  --property print.key=true

You should see following in the console.
   "key1" \t {"f1": "value1"}

Wire Format

Most users can use the serializers and formatter directly and never worry about the details of how Avro messages are mapped to bytes. However, if you’re working with a language that Confluent has not developed serializers for, or simply want a deeper understanding of how the Confluent Platform works, you may need more detail on how data is mapped to low-level bytes.

The wire format currently has only a couple of components:

Bytes Area Description
0 Magic Byte Confluent serialization format version number; currently always 0.
1-4 Schema ID 4-byte schema ID as returned by the Schema Registry
5-… Data Avro serialized data in Avro’s binary encoding. The only exception is raw bytes, which will be written directly without any special Avro encoding.

Note that all components are encoded with big-endian ordering, i.e. standard network byte order.

Compatibility Guarantees

The serialization format used by Confluent Platform serializers is guaranteed to be stable over major releases without any changes without advanced warning. This is critical because the serialization format affects how keys are mapped across partitions. Because many applications depend on keys with the same logical format being routed to the same physical partition, it is usually important that the physical byte format of serialized data does not change unexpectedly for an application. Even the smallest modification can result in records with the same logical key being routed to different partitions because messages are routed to partitions based on the hash of the key.

In order to ensure there is no variation even as the serializers are updated with new formats, the serializers are very conservative when updating output formats. To ensure stability for clients, Confluent Platform and its serializers ensure the following:
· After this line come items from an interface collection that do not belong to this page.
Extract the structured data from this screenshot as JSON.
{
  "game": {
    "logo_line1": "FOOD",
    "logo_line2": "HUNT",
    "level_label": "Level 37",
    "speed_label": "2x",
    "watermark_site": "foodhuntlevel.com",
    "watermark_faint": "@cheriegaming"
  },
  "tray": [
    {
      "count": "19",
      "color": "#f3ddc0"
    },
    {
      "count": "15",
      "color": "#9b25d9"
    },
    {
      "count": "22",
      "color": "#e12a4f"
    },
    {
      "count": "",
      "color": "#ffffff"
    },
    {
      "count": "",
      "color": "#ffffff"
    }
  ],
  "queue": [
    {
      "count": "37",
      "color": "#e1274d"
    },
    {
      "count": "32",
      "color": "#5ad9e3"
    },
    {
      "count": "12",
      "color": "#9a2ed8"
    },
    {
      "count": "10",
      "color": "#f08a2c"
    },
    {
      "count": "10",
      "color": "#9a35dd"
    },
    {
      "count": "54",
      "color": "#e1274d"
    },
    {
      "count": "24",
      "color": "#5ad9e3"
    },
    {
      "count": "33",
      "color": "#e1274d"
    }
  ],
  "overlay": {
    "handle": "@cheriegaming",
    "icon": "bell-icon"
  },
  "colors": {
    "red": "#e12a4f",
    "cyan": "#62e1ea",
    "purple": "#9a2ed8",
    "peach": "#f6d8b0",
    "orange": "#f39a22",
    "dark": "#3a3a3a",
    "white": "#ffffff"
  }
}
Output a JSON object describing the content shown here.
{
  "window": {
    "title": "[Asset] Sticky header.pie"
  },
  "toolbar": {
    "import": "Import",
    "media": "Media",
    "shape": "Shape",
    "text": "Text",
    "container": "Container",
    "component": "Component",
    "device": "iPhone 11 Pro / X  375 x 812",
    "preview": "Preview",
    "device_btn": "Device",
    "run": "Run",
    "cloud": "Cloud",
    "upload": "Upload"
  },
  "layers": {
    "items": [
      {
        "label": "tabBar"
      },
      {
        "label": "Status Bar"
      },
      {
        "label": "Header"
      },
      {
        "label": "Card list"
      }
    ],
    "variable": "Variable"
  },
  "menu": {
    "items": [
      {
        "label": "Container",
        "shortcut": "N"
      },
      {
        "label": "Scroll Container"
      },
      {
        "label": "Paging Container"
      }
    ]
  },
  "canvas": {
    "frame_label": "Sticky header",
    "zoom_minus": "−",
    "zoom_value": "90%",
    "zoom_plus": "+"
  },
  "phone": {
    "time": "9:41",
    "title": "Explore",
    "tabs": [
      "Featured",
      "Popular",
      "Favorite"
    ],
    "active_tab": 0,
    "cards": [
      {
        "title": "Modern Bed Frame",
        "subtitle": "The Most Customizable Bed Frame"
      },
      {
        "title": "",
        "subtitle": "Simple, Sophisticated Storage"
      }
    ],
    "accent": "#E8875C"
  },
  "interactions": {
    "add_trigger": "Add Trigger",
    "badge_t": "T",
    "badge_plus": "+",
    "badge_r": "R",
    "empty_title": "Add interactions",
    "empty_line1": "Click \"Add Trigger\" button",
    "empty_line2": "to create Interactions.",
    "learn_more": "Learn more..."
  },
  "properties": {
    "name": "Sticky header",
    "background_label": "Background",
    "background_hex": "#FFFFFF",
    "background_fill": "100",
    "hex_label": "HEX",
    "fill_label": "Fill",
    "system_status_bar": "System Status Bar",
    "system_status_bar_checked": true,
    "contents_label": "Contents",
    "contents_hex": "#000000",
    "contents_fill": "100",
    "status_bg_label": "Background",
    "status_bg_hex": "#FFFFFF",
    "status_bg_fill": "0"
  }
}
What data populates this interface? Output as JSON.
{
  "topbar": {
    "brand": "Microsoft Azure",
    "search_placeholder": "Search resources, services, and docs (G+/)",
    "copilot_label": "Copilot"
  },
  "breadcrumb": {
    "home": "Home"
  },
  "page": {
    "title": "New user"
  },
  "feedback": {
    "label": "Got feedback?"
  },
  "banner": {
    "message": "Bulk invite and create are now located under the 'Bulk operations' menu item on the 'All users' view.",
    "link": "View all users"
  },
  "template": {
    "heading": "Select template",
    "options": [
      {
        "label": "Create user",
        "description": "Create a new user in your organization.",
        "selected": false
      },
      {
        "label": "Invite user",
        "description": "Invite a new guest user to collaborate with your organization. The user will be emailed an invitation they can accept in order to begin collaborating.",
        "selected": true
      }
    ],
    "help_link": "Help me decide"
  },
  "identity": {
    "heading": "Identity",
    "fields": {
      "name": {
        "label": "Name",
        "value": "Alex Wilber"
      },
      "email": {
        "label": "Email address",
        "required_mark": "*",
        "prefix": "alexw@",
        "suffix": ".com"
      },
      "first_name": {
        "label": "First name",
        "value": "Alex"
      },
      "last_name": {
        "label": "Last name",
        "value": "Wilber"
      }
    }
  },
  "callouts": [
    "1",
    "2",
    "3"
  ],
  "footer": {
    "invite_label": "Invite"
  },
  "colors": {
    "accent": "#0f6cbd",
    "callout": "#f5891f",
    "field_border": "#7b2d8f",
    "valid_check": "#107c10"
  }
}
  • The format (including magic byte) will not change without significant warning over multiple Confluent Platform major releases. Although the default may eventually be changed infrequently to allow adoption of new features by default, this will be done very conservatively and with at least one major release between changes, during which the relevant changes will result in user-facing warnings so no users will be caught off guard by the need for transition. Very significant, compatibility-affecting changes will guarantee at least 1 major release of warning and 2 major releases before an incompatible change will be made.
  • Within the version specified by the magic byte, the format will never change in any backwards-incompatible way. Any changes made will be fully backward compatible with documentation in release notes and at least one version of warning will be provided if it introduces a new serialization feature which requires additional downstream support.
  • Deserialization will be supported over multiple major releases. This does not guarantee indefinite support, but support for deserializing any earlier formats will be supported indefinitely as long as there is no notified reason for incompatibility.

For more information about compatibility or support, reach out to the community mailing list.